Work to be completed =>
Write the entries below out again in full. Match every character.

Dataset rows describing interfaces:
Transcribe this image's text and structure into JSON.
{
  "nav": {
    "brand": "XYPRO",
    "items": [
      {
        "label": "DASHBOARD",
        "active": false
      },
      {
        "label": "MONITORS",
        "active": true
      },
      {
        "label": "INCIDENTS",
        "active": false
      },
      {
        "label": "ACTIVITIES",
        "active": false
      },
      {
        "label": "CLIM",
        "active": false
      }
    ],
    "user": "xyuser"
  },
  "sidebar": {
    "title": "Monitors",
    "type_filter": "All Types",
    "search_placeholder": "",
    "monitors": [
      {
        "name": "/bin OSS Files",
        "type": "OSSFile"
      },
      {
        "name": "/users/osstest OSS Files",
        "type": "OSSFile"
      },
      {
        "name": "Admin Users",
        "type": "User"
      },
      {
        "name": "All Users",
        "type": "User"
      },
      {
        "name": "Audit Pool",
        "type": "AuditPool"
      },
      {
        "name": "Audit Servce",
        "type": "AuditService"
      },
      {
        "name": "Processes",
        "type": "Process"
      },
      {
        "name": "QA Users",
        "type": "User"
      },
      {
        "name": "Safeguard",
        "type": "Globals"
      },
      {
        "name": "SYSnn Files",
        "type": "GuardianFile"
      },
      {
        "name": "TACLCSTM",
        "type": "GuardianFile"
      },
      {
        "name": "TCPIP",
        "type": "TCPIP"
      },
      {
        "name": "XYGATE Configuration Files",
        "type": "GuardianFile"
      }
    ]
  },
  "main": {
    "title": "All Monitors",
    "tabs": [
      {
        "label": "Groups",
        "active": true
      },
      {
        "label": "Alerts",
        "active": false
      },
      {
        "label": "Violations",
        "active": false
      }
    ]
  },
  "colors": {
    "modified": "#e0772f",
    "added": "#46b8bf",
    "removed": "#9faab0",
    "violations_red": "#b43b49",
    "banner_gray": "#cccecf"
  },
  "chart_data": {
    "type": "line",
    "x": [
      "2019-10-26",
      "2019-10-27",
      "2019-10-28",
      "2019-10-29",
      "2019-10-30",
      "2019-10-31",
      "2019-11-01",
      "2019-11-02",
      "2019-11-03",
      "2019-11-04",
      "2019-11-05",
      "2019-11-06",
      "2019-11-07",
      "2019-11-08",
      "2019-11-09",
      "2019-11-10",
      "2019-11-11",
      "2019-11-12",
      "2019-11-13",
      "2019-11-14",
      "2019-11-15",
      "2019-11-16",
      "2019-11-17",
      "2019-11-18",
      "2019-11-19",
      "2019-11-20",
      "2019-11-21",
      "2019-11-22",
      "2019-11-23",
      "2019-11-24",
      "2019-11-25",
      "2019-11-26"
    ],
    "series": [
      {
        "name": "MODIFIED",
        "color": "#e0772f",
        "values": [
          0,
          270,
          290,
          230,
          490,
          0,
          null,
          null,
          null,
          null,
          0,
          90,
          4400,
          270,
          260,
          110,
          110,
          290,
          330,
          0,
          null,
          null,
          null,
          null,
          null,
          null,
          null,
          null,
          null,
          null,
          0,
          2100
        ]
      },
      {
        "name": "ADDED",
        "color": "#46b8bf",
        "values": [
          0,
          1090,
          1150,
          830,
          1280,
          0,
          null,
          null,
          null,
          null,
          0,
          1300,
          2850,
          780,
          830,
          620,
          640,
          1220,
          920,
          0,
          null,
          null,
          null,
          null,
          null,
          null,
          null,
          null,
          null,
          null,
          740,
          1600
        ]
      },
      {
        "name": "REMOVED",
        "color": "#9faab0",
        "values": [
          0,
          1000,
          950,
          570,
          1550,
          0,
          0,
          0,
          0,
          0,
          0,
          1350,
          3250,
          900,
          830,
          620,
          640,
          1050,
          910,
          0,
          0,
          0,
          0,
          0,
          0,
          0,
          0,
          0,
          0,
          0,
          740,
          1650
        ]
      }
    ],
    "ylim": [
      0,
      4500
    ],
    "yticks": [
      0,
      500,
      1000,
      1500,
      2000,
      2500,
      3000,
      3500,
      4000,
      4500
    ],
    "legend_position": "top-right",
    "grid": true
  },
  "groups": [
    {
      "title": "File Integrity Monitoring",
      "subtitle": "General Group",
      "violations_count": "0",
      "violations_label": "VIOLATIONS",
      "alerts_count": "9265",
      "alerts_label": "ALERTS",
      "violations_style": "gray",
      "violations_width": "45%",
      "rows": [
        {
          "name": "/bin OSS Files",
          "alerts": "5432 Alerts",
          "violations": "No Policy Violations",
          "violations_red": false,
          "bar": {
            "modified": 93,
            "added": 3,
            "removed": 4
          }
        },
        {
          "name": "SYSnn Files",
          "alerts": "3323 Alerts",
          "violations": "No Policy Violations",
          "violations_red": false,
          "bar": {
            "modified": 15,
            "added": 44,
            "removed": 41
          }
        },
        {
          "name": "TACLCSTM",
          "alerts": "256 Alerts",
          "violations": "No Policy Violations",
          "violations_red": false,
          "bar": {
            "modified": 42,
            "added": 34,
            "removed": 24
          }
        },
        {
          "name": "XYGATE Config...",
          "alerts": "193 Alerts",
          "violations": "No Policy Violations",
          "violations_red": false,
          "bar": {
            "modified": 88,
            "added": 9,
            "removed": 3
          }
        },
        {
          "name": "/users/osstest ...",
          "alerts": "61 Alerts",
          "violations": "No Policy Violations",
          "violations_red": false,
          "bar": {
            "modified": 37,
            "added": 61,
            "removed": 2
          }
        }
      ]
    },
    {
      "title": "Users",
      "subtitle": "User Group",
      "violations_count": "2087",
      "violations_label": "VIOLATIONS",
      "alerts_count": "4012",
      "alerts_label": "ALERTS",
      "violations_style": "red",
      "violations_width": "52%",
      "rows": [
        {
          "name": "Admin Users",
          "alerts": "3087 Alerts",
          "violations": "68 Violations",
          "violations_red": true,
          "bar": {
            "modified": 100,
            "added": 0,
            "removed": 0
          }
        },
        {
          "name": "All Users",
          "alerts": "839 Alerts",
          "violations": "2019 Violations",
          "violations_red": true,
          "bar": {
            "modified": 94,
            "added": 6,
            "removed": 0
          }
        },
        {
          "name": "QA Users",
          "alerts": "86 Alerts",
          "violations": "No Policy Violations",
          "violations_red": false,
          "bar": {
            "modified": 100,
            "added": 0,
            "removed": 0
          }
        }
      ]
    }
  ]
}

Finished task =>
Transcribe this image's text and structure into JSON.
{
  "nav": {
    "brand": "XYPRO",
    "items": [
      {
        "label": "DASHBOARD",
        "active": false
      },
      {
        "label": "MONITORS",
        "active": true
      },
      {
        "label": "INCIDENTS",
        "active": false
      },
      {
        "label": "ACTIVITIES",
        "active": false
      },
      {
        "label": "CLIM",
        "active": false
      }
    ],
    "user": "xyuser"
  },
  "sidebar": {
    "title": "Monitors",
    "type_filter": "All Types",
    "search_placeholder": "",
    "monitors": [
      {
        "name": "/bin OSS Files",
        "type": "OSSFile"
      },
      {
        "name": "/users/osstest OSS Files",
        "type": "OSSFile"
      },
      {
        "name": "Admin Users",
        "type": "User"
      },
      {
        "name": "All Users",
        "type": "User"
      },
      {
        "name": "Audit Pool",
        "type": "AuditPool"
      },
      {
        "name": "Audit Servce",
        "type": "AuditService"
      },
      {
        "name": "Processes",
        "type": "Process"
      },
      {
        "name": "QA Users",
        "type": "User"
      },
      {
        "name": "Safeguard",
        "type": "Globals"
      },
      {
        "name": "SYSnn Files",
        "type": "GuardianFile"
      },
      {
        "name": "TACLCSTM",
        "type": "GuardianFile"
      },
      {
        "name": "TCPIP",
        "type": "TCPIP"
      },
      {
        "name": "XYGATE Configuration Files",
        "type": "GuardianFile"
      }
    ]
  },
  "main": {
    "title": "All Monitors",
    "tabs": [
      {
        "label": "Groups",
        "active": true
      },
      {
        "label": "Alerts",
        "active": false
      },
      {
        "label": "Violations",
        "active": false
      }
    ]
  },
  "colors": {
    "modified": "#e0772f",
    "added": "#46b8bf",
    "removed": "#9faab0",
    "violations_red": "#b43b49",
    "banner_gray": "#cccecf"
  },
  "chart_data": {
    "type": "line",
    "x": [
      "2019-10-26",
      "2019-10-27",
      "2019-10-28",
      "2019-10-29",
      "2019-10-30",
      "2019-10-31",
      "2019-11-01",
      "2019-11-02",
      "2019-11-03",
      "2019-11-04",
      "2019-11-05",
      "2019-11-06",
      "2019-11-07",
      "2019-11-08",
      "2019-11-09",
      "2019-11-10",
      "2019-11-11",
      "2019-11-12",
      "2019-11-13",
      "2019-11-14",
      "2019-11-15",
      "2019-11-16",
      "2019-11-17",
      "2019-11-18",
      "2019-11-19",
      "2019-11-20",
      "2019-11-21",
      "2019-11-22",
      "2019-11-23",
      "2019-11-24",
      "2019-11-25",
      "2019-11-26"
    ],
    "series": [
      {
        "name": "MODIFIED",
        "color": "#e0772f",
        "values": [
          0,
          270,
          290,
          230,
          490,
          0,
          null,
          null,
          null,
          null,
          0,
          90,
          4400,
          270,
          260,
          110,
          110,
          290,
          330,
          0,
          null,
          null,
          null,
          null,
          null,
          null,
          null,
          null,
          null,
          null,
          0,
          2100
        ]
      },
      {
        "name": "ADDED",
        "color": "#46b8bf",
        "values": [
          0,
          1090,
          1150,
          830,
          1280,
          0,
          null,
          null,
          null,
          null,
          0,
          1300,
          2850,
          780,
          830,
          620,
          640,
          1220,
          920,
          0,
          null,
          null,
          null,
          null,
          null,
          null,
          null,
          null,
          null,
          null,
          740,
          1600
        ]
      },
      {
        "name": "REMOVED",
        "color": "#9faab0",
        "values": [
          0,
          1000,
          950,
          570,
          1550,
          0,
          0,
          0,
          0,
          0,
          0,
          1350,
          3250,
          900,
          830,
          620,
          640,
          1050,
          910,
          0,
          0,
          0,
          0,
          0,
          0,
          0,
          0,
          0,
          0,
          0,
          740,
          1650
        ]
      }
    ],
    "ylim": [
      0,
      4500
    ],
    "yticks": [
      0,
      500,
      1000,
      1500,
      2000,
      2500,
      3000,
      3500,
      4000,
      4500
    ],
    "legend_position": "top-right",
    "grid": true
  },
  "groups": [
    {
      "title": "File Integrity Monitoring",
      "subtitle": "General Group",
      "violations_count": "0",
      "violations_label": "VIOLATIONS",
      "alerts_count": "9265",
      "alerts_label": "ALERTS",
      "violations_style": "gray",
      "violations_width": "45%",
      "rows": [
        {
          "name": "/bin OSS Files",
          "alerts": "5432 Alerts",
          "violations": "No Policy Violations",
          "violations_red": false,
          "bar": {
            "modified": 93,
            "added": 3,
            "removed": 4
          }
        },
        {
          "name": "SYSnn Files",
          "alerts": "3323 Alerts",
          "violations": "No Policy Violations",
          "violations_red": false,
          "bar": {
            "modified": 15,
            "added": 44,
            "removed": 41
          }
        },
        {
          "name": "TACLCSTM",
          "alerts": "256 Alerts",
          "violations": "No Policy Violations",
          "violations_red": false,
          "bar": {
            "modified": 42,
            "added": 34,
            "removed": 24
          }
        },
        {
          "name": "XYGATE Config...",
          "alerts": "193 Alerts",
          "violations": "No Policy Violations",
          "violations_red": false,
          "bar": {
            "modified": 88,
            "added": 9,
            "removed": 3
          }
        },
        {
          "name": "/users/osstest ...",
          "alerts": "61 Alerts",
          "violations": "No Policy Violations",
          "violations_red": false,
          "bar": {
            "modified": 37,
            "added": 61,
            "removed": 2
          }
        }
      ]
    },
    {
      "title": "Users",
      "subtitle": "User Group",
      "violations_count": "2087",
      "violations_label": "VIOLATIONS",
      "alerts_count": "4012",
      "alerts_label": "ALERTS",
      "violations_style": "red",
      "violations_width": "52%",
      "rows": [
        {
          "name": "Admin Users",
          "alerts": "3087 Alerts",
          "violations": "68 Violations",
          "violations_red": true,
          "bar": {
            "modified": 100,
            "added": 0,
            "removed": 0
          }
        },
        {
          "name": "All Users",
          "alerts": "839 Alerts",
          "violations": "2019 Violations",
          "violations_red": true,
          "bar": {
            "modified": 94,
            "added": 6,
            "removed": 0
          }
        },
        {
          "name": "QA Users",
          "alerts": "86 Alerts",
          "violations": "No Policy Violations",
          "violations_red": false,
          "bar": {
            "modified": 100,
            "added": 0,
            "removed": 0
          }
        }
      ]
    }
  ]
}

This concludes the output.